Illustration on the crige-causing candidates for the 2016 presidential race by Alexander Hunter/The Washington Times

Cringe-causing candidates

If you are among those voters who think that America's 2016 presidential election has become the laughing stock of the world, you are not alone.

Mum on free-market space success

In last State of the Union address President Obama tried hard through obfuscation, omission and exaggeration to cast his accomplishments in a shining light -- but he essentially failed objective fact-checking scrutiny.

Put Iran in its place

Americans are wondering what the heck is wrong with their commander in chief ("U.S. military releases 1st account of sailors' Iran detention," Web, Jan. 18). They expected a strong protest and perhaps even one or two Tomahawks to land in Iran as retaliation for Iran's recent treatment of U.S. Navy personnel who strayed into Iranian waters as a result of either mechanical or navigational problems.

President Barack Obama waves at the conclusion of his State of the Union address to a joint session of Congress on Capitol Hill in Washington, Tuesday, Jan. 12, 2016. (AP Photo/Evan Vucci, Pool)

Ending the audacity of overreach

President Obama marveled during his State of the Union address at the breathtaking rate of change sweeping the nation. He didn't mention that the phenomenon — and its disorienting effect — has been largely his doing. He campaigned on a promise of "hope and change," and what America got was destructive change and not much hope.

Iranian Supreme Leader Ayatollah Ali Khamenei

The consequences of romancing mullahs

It's hard to exaggerate the strategic disaster of Barack Obama's celebrated deal with the mullahs in the Islamic Republic of Iran. With "lone wolf" murders proliferating and no central command over them, the president has emboldened a vicious wing of radical Islamic terrorism.

Illustration on the reset cycle of intersecting government overreach and societal apathy by Alexander Hunter/The Washington Times

2016's resemblance to 1937

We have begun to hear the drumbeat that we may be on the verge of another 2008. Truth is, if you really want to better understand where we may be heading, you might want to look back even earlier: It's time to party likes it's 1937.

Absent from Negotiating Table Illustration by Greg Groesch/The Washington Times

A feeler from nuclear North Korea?

North Koreans want to be accepted as a nuclear weapons state. They also want normal diplomatic relations with the United States.
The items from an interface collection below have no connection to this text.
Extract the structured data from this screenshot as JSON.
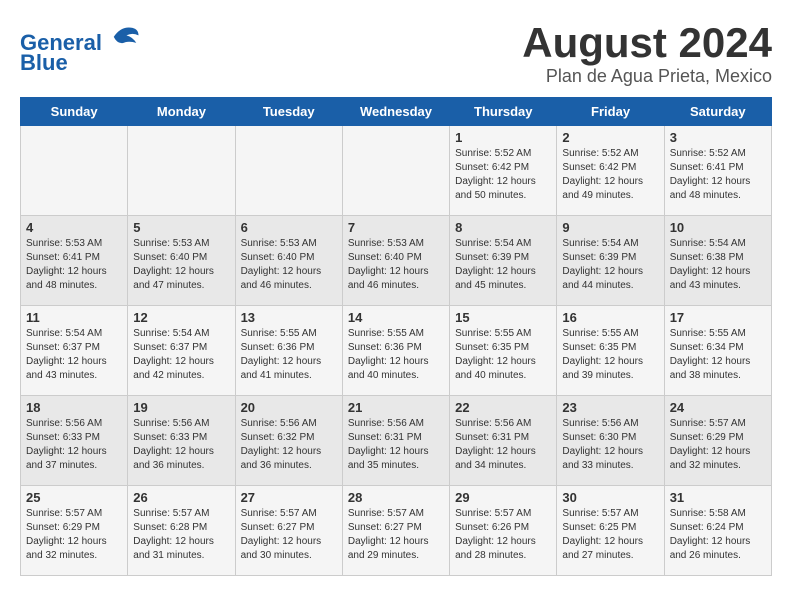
{
  "header": {
    "logo_line1": "General",
    "logo_line2": "Blue",
    "title": "August 2024",
    "subtitle": "Plan de Agua Prieta, Mexico"
  },
  "weekdays": [
    "Sunday",
    "Monday",
    "Tuesday",
    "Wednesday",
    "Thursday",
    "Friday",
    "Saturday"
  ],
  "weeks": [
    [
      {
        "day": "",
        "info": ""
      },
      {
        "day": "",
        "info": ""
      },
      {
        "day": "",
        "info": ""
      },
      {
        "day": "",
        "info": ""
      },
      {
        "day": "1",
        "info": "Sunrise: 5:52 AM\nSunset: 6:42 PM\nDaylight: 12 hours\nand 50 minutes."
      },
      {
        "day": "2",
        "info": "Sunrise: 5:52 AM\nSunset: 6:42 PM\nDaylight: 12 hours\nand 49 minutes."
      },
      {
        "day": "3",
        "info": "Sunrise: 5:52 AM\nSunset: 6:41 PM\nDaylight: 12 hours\nand 48 minutes."
      }
    ],
    [
      {
        "day": "4",
        "info": "Sunrise: 5:53 AM\nSunset: 6:41 PM\nDaylight: 12 hours\nand 48 minutes."
      },
      {
        "day": "5",
        "info": "Sunrise: 5:53 AM\nSunset: 6:40 PM\nDaylight: 12 hours\nand 47 minutes."
      },
      {
        "day": "6",
        "info": "Sunrise: 5:53 AM\nSunset: 6:40 PM\nDaylight: 12 hours\nand 46 minutes."
      },
      {
        "day": "7",
        "info": "Sunrise: 5:53 AM\nSunset: 6:40 PM\nDaylight: 12 hours\nand 46 minutes."
      },
      {
        "day": "8",
        "info": "Sunrise: 5:54 AM\nSunset: 6:39 PM\nDaylight: 12 hours\nand 45 minutes."
      },
      {
        "day": "9",
        "info": "Sunrise: 5:54 AM\nSunset: 6:39 PM\nDaylight: 12 hours\nand 44 minutes."
      },
      {
        "day": "10",
        "info": "Sunrise: 5:54 AM\nSunset: 6:38 PM\nDaylight: 12 hours\nand 43 minutes."
      }
    ],
    [
      {
        "day": "11",
        "info": "Sunrise: 5:54 AM\nSunset: 6:37 PM\nDaylight: 12 hours\nand 43 minutes."
      },
      {
        "day": "12",
        "info": "Sunrise: 5:54 AM\nSunset: 6:37 PM\nDaylight: 12 hours\nand 42 minutes."
      },
      {
        "day": "13",
        "info": "Sunrise: 5:55 AM\nSunset: 6:36 PM\nDaylight: 12 hours\nand 41 minutes."
      },
      {
        "day": "14",
        "info": "Sunrise: 5:55 AM\nSunset: 6:36 PM\nDaylight: 12 hours\nand 40 minutes."
      },
      {
        "day": "15",
        "info": "Sunrise: 5:55 AM\nSunset: 6:35 PM\nDaylight: 12 hours\nand 40 minutes."
      },
      {
        "day": "16",
        "info": "Sunrise: 5:55 AM\nSunset: 6:35 PM\nDaylight: 12 hours\nand 39 minutes."
      },
      {
        "day": "17",
        "info": "Sunrise: 5:55 AM\nSunset: 6:34 PM\nDaylight: 12 hours\nand 38 minutes."
      }
    ],
    [
      {
        "day": "18",
        "info": "Sunrise: 5:56 AM\nSunset: 6:33 PM\nDaylight: 12 hours\nand 37 minutes."
      },
      {
        "day": "19",
        "info": "Sunrise: 5:56 AM\nSunset: 6:33 PM\nDaylight: 12 hours\nand 36 minutes."
      },
      {
        "day": "20",
        "info": "Sunrise: 5:56 AM\nSunset: 6:32 PM\nDaylight: 12 hours\nand 36 minutes."
      },
      {
        "day": "21",
        "info": "Sunrise: 5:56 AM\nSunset: 6:31 PM\nDaylight: 12 hours\nand 35 minutes."
      },
      {
        "day": "22",
        "info": "Sunrise: 5:56 AM\nSunset: 6:31 PM\nDaylight: 12 hours\nand 34 minutes."
      },
      {
        "day": "23",
        "info": "Sunrise: 5:56 AM\nSunset: 6:30 PM\nDaylight: 12 hours\nand 33 minutes."
      },
      {
        "day": "24",
        "info": "Sunrise: 5:57 AM\nSunset: 6:29 PM\nDaylight: 12 hours\nand 32 minutes."
      }
    ],
    [
      {
        "day": "25",
        "info": "Sunrise: 5:57 AM\nSunset: 6:29 PM\nDaylight: 12 hours\nand 32 minutes."
      },
      {
        "day": "26",
        "info": "Sunrise: 5:57 AM\nSunset: 6:28 PM\nDaylight: 12 hours\nand 31 minutes."
      },
      {
        "day": "27",
        "info": "Sunrise: 5:57 AM\nSunset: 6:27 PM\nDaylight: 12 hours\nand 30 minutes."
      },
      {
        "day": "28",
        "info": "Sunrise: 5:57 AM\nSunset: 6:27 PM\nDaylight: 12 hours\nand 29 minutes."
      },
      {
        "day": "29",
        "info": "Sunrise: 5:57 AM\nSunset: 6:26 PM\nDaylight: 12 hours\nand 28 minutes."
      },
      {
        "day": "30",
        "info": "Sunrise: 5:57 AM\nSunset: 6:25 PM\nDaylight: 12 hours\nand 27 minutes."
      },
      {
        "day": "31",
        "info": "Sunrise: 5:58 AM\nSunset: 6:24 PM\nDaylight: 12 hours\nand 26 minutes."
      }
    ]
  ]
}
Kim Jong-un knows that if he wants a normal relationship with the U.S., with an immediate peace treaty similar to his current request, North Korea will have to dismantle all of its nuclear programs and eventually resolve issues related to the north's human rights and illicit activities programs.

Stop censoring climate debate

President Obama told Americans in his recent (and last) State of the Union address: "Democracy grinds to a halt without a willingness to compromise, or when even basic facts are contested, or when we listen only to those who agree with us. Our public life withers when only the most extreme voices get all the attention." Yet the president will not compromise with or even listen to the many highly qualified scientists who contest his position on climate change.